Tools like HP USB Disk Storage Format are designed to completely format and erase USB drives for all file systems. Here’s how to use it:

  1. Download and install the HP USB Disk Storage Format Tool
  2. Connect your USB drive to the computer
  3. Open the tool and select your USB drive
  4. Choose FAT32 as the file system
  5. Check the Quick Format box
  6. Click Start to completely format the drive

After quick formatting as FAT32 with this tool, reconnect the USB drive and see if it shows up in Disk Management or when you plug it in again.

Scan Drive for Errors

Scanning your USB drive for errors can help detect and repair issues preventing it from being recognized. Here are some free tools you can use:

  • chkdsk – Built into Windows, you can run chkdsk X: /f (replace X with your drive letter) to scan for bad sectors and attempt repairs.
  • HDD Scan – Scans drive for bad sectors and has a SMART monitor to check drive health.
  • HD Tune – Tests and scans external hard disks for errors and health issues.
  • DiskCheckup – Scans drive for bad sectors, lost clusters, and directory errors.

There are many other free disk scanner tools you can use as well to diagnose your drive. If any errors are found, attempt to repair them and then reconnect the USB drive to see if it shows up.

Try Another Computer

After trying the above troubleshooting steps, attempt plugging your USB drive into a different computer, ideally running a different operating system like Linux or MacOS.

If the drive shows up on another computer, the issue is isolated to your current PC.

If it still isn’t recognized, the problem lies with the USB drive itself, likely a hardware issue or failed flash memory.

Contact Drive Manufacturer

If all else fails, check if your USB drive is still under warranty with the manufacturer. Many have at least 1-2 year warranties.

Contact their tech support department to explain the issue and troubleshooting steps you performed. They may be able to provide advanced diagnostics on the drive or start an RMA replacement process if covered under warranty.

Be sure to ask about any warranty service or replacement options available to you from the manufacturer.

Replace USB Drive

Ultimately, if your USB flash drive is no longer detected even on other machines after trying all applicable troubleshooting, the hardware itself has likely failed or become corrupted.

Flash storage has a limited lifespan and can degrade over time with heavy usage. If your drive is very old, replacement may be the most cost-effective option.

Fortunately, USB flash drives have come down significantly in price over the years. Replacing a damaged 16GB drive often costs less than $10 now.

While losing the data on the original drive isn’t ideal, inexpensive replacements make the option of buying a new flash drive much more feasible.

Data Recovery Service

Before replacing your USB drive, consider looking into data recovery services if the data on the drive is important to you.

Data recovery experts use specialized tools and techniques to manually repair damaged drives and extract data.
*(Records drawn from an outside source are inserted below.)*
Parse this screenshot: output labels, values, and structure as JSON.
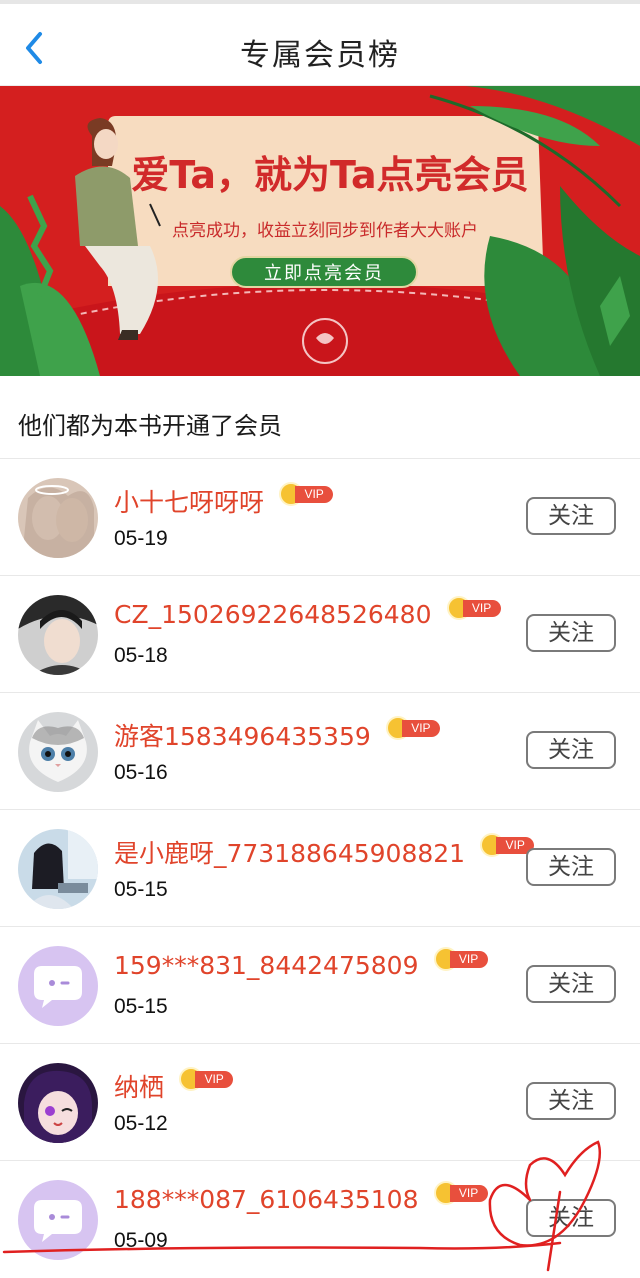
{
  "header": {
    "title": "专属会员榜",
    "back_icon": "chevron-left-icon"
  },
  "banner": {
    "headline": "爱Ta，就为Ta点亮会员",
    "subtitle": "点亮成功，收益立刻同步到作者大大账户",
    "cta_label": "立即点亮会员",
    "colors": {
      "background": "#d41f1f",
      "card": "#f7dcc0",
      "cta": "#2e8a3b"
    }
  },
  "section": {
    "title": "他们都为本书开通了会员"
  },
  "members": [
    {
      "name": "小十七呀呀呀",
      "badge": "VIP",
      "date": "05-19",
      "follow_label": "关注"
    },
    {
      "name": "CZ_15026922648526480",
      "badge": "VIP",
      "date": "05-18",
      "follow_label": "关注"
    },
    {
      "name": "游客1583496435359",
      "badge": "VIP",
      "date": "05-16",
      "follow_label": "关注"
    },
    {
      "name": "是小鹿呀_773188645908821",
      "badge": "VIP",
      "date": "05-15",
      "follow_label": "关注"
    },
    {
      "name": "159***831_8442475809",
      "badge": "VIP",
      "date": "05-15",
      "follow_label": "关注"
    },
    {
      "name": "纳栖",
      "badge": "VIP",
      "date": "05-12",
      "follow_label": "关注"
    },
    {
      "name": "188***087_6106435108",
      "badge": "VIP",
      "date": "05-09",
      "follow_label": "关注"
    }
  ],
  "colors": {
    "name": "#e0442b",
    "vip_tag": "#e84f3d",
    "crown": "#f6c232",
    "annotation": "#e02020"
  }
}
This can cost several hundred dollars, but is an option if you must regain access to the files.

Some things to keep in mind when researching data recovery service:

  • Look for “clean room” facilities to ensure proper environment.
  • Check capabilities for your drive type (SSD, HDD, flash, etc).
  • Ask about diagnostic fees you’ll have to pay even if unsuccessful.
  • Get price estimates – can be $300+ depending on drive and extent of damage.
  • See if shipping/transport of your drive is included.

With hardware issues, data recovery is never guaranteed. But it can be worth a try if your files are truly essential.


A USB drive not showing up in Disk Management can be a headache. But hopefully with the troubleshooting steps outlined in this article, you’ll be able to get your drive recognizable again.

Try different computers, new cables, updating drivers and firmware, scanning for errors, and reformatting the drive using various methods. This should help identify or isolate any issues.

If nothing succeeds in making your USB drive detectable again, physical failure is likely the culprit and replacement should be considered. But don’t give up too quickly – persistence and methodically working through the troubleshooting steps can often resolve drive recognition issues.